Records from a data collection:
━━━━━━━━
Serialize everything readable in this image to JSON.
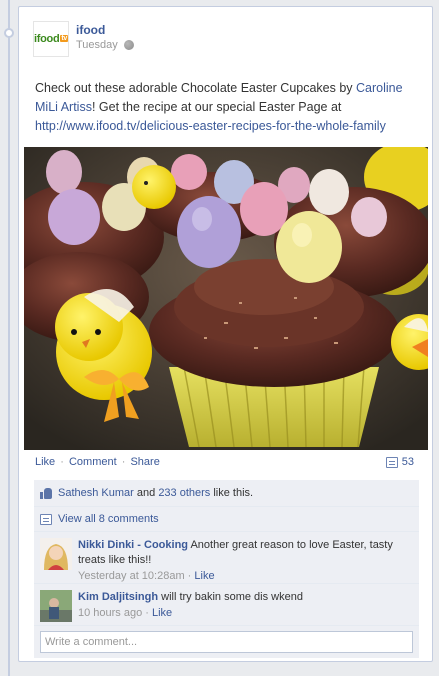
{
  "post": {
    "page_name": "ifood",
    "logo": {
      "text": "ifood",
      "badge": "tv"
    },
    "timestamp": "Tuesday",
    "privacy_icon": "globe-icon",
    "message": {
      "prefix": "Check out these adorable Chocolate Easter Cupcakes by ",
      "mention": "Caroline MiLi Artiss",
      "middle": "! Get the recipe at our special Easter Page at ",
      "link": "http://www.ifood.tv/delicious-easter-recipes-for-the-whole-family"
    },
    "photo_icon": "easter-cupcakes-photo"
  },
  "actions": {
    "like": "Like",
    "comment": "Comment",
    "share": "Share",
    "separator": "·",
    "comment_count": "53",
    "comment_count_icon": "comment-bubble-icon"
  },
  "ufi": {
    "likes": {
      "icon": "thumbs-up-icon",
      "user": "Sathesh Kumar",
      "and": "and",
      "others": "233 others",
      "suffix": "like this."
    },
    "view_all": {
      "icon": "comment-bubble-icon",
      "label": "View all 8 comments"
    },
    "comments": [
      {
        "author": "Nikki Dinki - Cooking",
        "text": "Another great reason to love Easter, tasty treats like this!!",
        "time": "Yesterday at 10:28am",
        "like": "Like"
      },
      {
        "author": "Kim Daljitsingh",
        "text": "will try bakin some dis wkend",
        "time": "10 hours ago",
        "like": "Like"
      }
    ],
    "write_placeholder": "Write a comment..."
  },
  "colors": {
    "link": "#3b5998",
    "muted": "#999999",
    "ufi_bg": "#edeff4"
  }
}
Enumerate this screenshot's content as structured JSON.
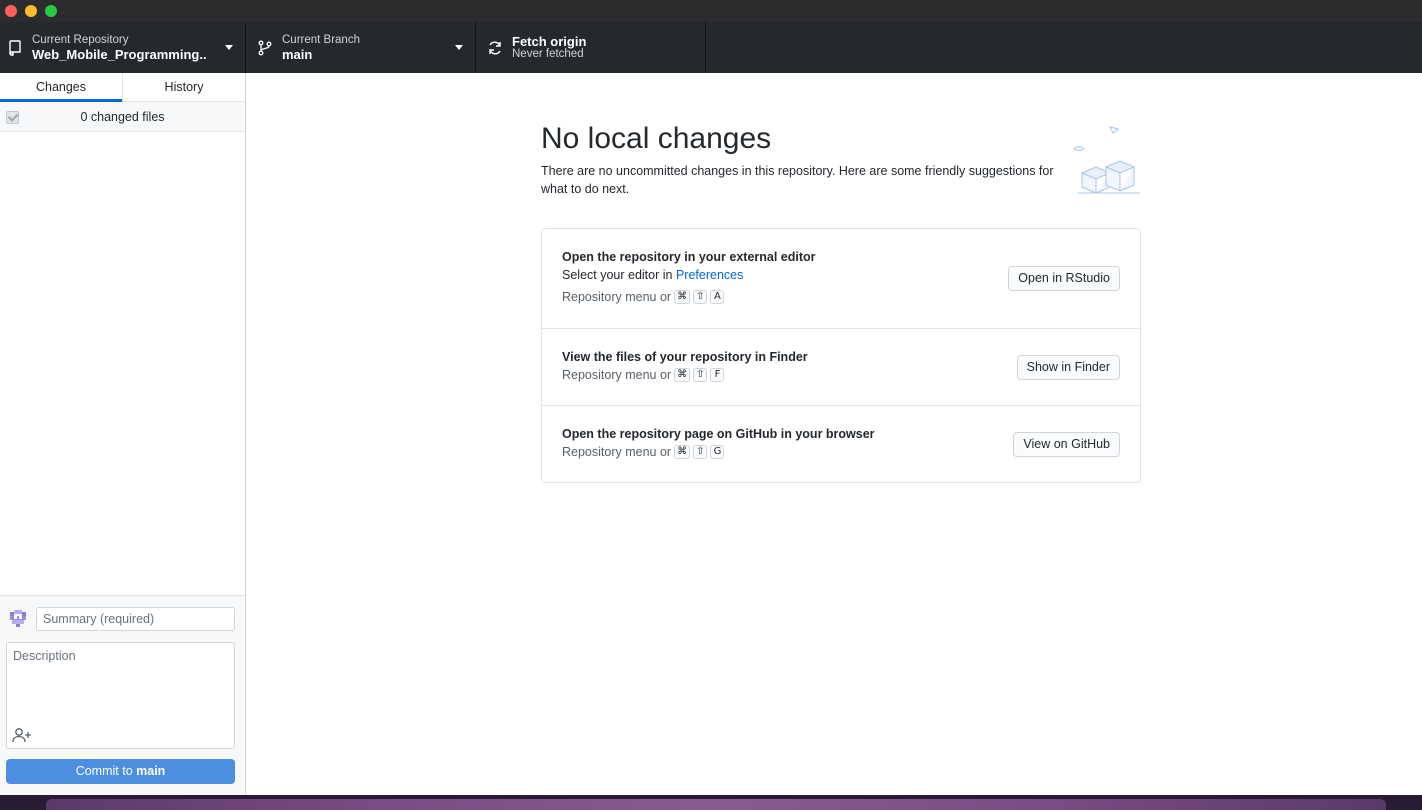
{
  "toolbar": {
    "repo": {
      "label": "Current Repository",
      "value": "Web_Mobile_Programming..."
    },
    "branch": {
      "label": "Current Branch",
      "value": "main"
    },
    "fetch": {
      "label": "Fetch origin",
      "status": "Never fetched"
    }
  },
  "sidebar": {
    "tabs": [
      {
        "label": "Changes"
      },
      {
        "label": "History"
      }
    ],
    "changed_files_label": "0 changed files",
    "commit": {
      "summary_placeholder": "Summary (required)",
      "description_placeholder": "Description",
      "button_prefix": "Commit to ",
      "button_branch": "main"
    }
  },
  "main": {
    "title": "No local changes",
    "subtitle": "There are no uncommitted changes in this repository. Here are some friendly suggestions for what to do next.",
    "suggestions": [
      {
        "title": "Open the repository in your external editor",
        "line_prefix": "Select your editor in ",
        "line_link": "Preferences",
        "menu_text": "Repository menu or",
        "keys": [
          "⌘",
          "⇧",
          "A"
        ],
        "button": "Open in RStudio"
      },
      {
        "title": "View the files of your repository in Finder",
        "menu_text": "Repository menu or",
        "keys": [
          "⌘",
          "⇧",
          "F"
        ],
        "button": "Show in Finder"
      },
      {
        "title": "Open the repository page on GitHub in your browser",
        "menu_text": "Repository menu or",
        "keys": [
          "⌘",
          "⇧",
          "G"
        ],
        "button": "View on GitHub"
      }
    ]
  },
  "colors": {
    "accent": "#0366d6",
    "commit_button": "#4c8fe0",
    "toolbar_bg": "#24292e"
  }
}
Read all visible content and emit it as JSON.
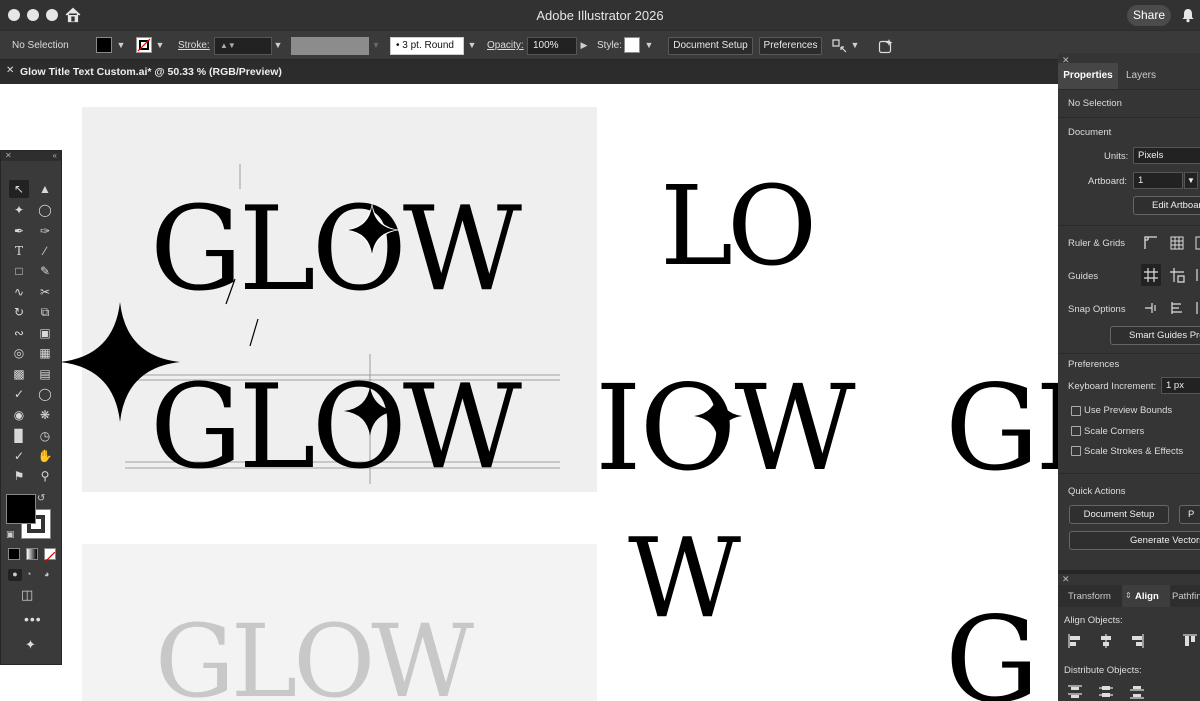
{
  "app": {
    "title": "Adobe Illustrator 2026",
    "share": "Share"
  },
  "control_bar": {
    "selection": "No Selection",
    "stroke_label": "Stroke:",
    "brush": "3 pt. Round",
    "opacity_label": "Opacity:",
    "opacity_value": "100%",
    "style_label": "Style:",
    "document_setup": "Document Setup",
    "preferences": "Preferences"
  },
  "document_tab": {
    "name": "Glow Title Text Custom.ai* @ 50.33 % (RGB/Preview)"
  },
  "properties_panel": {
    "tabs": [
      "Properties",
      "Layers"
    ],
    "selection": "No Selection",
    "document_heading": "Document",
    "units_label": "Units:",
    "units_value": "Pixels",
    "artboard_label": "Artboard:",
    "artboard_value": "1",
    "edit_artboards": "Edit Artboards",
    "ruler_grids": "Ruler & Grids",
    "guides": "Guides",
    "snap_options": "Snap Options",
    "smart_guides": "Smart Guides Preferences",
    "preferences_heading": "Preferences",
    "keyboard_increment_label": "Keyboard Increment:",
    "keyboard_increment_value": "1 px",
    "checkboxes": [
      "Use Preview Bounds",
      "Scale Corners",
      "Scale Strokes & Effects"
    ],
    "quick_actions_heading": "Quick Actions",
    "document_setup": "Document Setup",
    "preferences_short": "P",
    "generate_vectors": "Generate Vectors"
  },
  "align_panel": {
    "tabs": [
      "Transform",
      "Align",
      "Pathfinder"
    ],
    "align_objects": "Align Objects:",
    "distribute_objects": "Distribute Objects:"
  },
  "canvas": {
    "sketch_text_1": "GLOW",
    "sketch_text_2": "GLOW",
    "sketch_text_3": "GLOW",
    "glyphs_row1": "LO",
    "glyphs_row2": "IOW",
    "glyphs_row3": "W",
    "glyphs_right_1": "GL",
    "glyphs_right_2": "G"
  },
  "colors": {
    "chrome_dark": "#323232",
    "panel": "#353535",
    "fill_swatch": "#000000",
    "stroke_preview": "#8c8c8c"
  }
}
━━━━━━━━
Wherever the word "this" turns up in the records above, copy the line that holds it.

■ Exercise response
Serialize everything readable in this image to JSON.
      "suffix": "like this."
        "text": "Another great reason to love Easter, tasty treats like this!!",
Enumerate this screenshot's content as structured JSON.
    "subtitle": "There are no uncommitted changes in this repository. Here are some friendly suggestions for what to do next.",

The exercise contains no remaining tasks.